WEST LAFAYETTE, IN

Indiana records 21 work-related deaths on farms in 2019

Indiana had 21 work-related deaths on farms deaths last year, the fewest number of documented cases since 2013, according to an Associated Press report.

Three of the victims were children under the age of 5, while 11 were 60 or older, Purdue's Agricultural Safety and Health Program announced.

Tractors and skid steer loaders were involved in at least eight of the 21 documented fatalities, it said.

The report also highlighted the continued need for injury prevention educational programs for those 18 and younger.

The number of farm fatalities for the past 50 years continued a downward trend, probably reflecting safer machinery and work practices while also corresponding with a decline in the number of farmers, the report said.

HUNTINGDON VALLEY, PA

Time to schedule treatment for Spotted Lanternfly

Adult Spotted Lanternfly are swarming area trees in a record-breaking year for the invasive insect. 

As the bugs feed on trees, they drip sour-smelling, sticky excrement called "honeydew." It coats everything underneath where the insects are feeding.
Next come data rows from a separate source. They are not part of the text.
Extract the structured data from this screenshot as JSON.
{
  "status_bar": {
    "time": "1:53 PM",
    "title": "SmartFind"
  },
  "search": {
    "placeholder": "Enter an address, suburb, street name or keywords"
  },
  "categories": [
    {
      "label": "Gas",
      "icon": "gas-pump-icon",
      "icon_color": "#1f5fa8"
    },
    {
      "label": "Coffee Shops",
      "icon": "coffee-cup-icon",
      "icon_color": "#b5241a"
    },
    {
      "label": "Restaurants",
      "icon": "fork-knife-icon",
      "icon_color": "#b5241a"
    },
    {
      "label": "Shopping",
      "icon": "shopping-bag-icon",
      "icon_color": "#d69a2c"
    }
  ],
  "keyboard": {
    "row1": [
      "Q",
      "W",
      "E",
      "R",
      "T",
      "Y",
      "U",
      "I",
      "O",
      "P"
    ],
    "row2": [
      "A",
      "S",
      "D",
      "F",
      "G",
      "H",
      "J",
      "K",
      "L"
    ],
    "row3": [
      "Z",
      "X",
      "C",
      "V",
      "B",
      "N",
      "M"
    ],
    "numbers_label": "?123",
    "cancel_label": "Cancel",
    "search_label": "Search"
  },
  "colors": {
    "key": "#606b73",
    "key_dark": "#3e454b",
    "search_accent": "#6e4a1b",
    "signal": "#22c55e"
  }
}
The tacky honeydew is difficult to remove and attracts stinging wasps. 

Spotted Lanternfly has only been in the US since 2014, but the insect has multiplied rapidly. Researchers at Penn State and the PA Department of Agriculture recommend a control program that targets the pest during the Adult stage, between July and November when it is most vulnerable to treatment, according to an Associated Press report

The spray kills the insect on contact and the residual kills any Spotted Lanternfly that walk over or feed on the tree for up to 30 days.

MADISON, WI

Wisconsin DNR debuts new hunting flyer

Hunters checking out the regulations before heading into the field might notice something a little different this year. The Wisconsin DNR has combined its hunting regulations into one convenient document.

The new regulations are printed on larger paper, with color photographs and graphics, along with simplified language for all huntable species in Wisconsin. 

The regulations are available at many license agents throughout the state. They’re also posted on the DNR website in English, Spanish and Hmong. More information on hunting, including regulations and season dates, is available on the DNR website.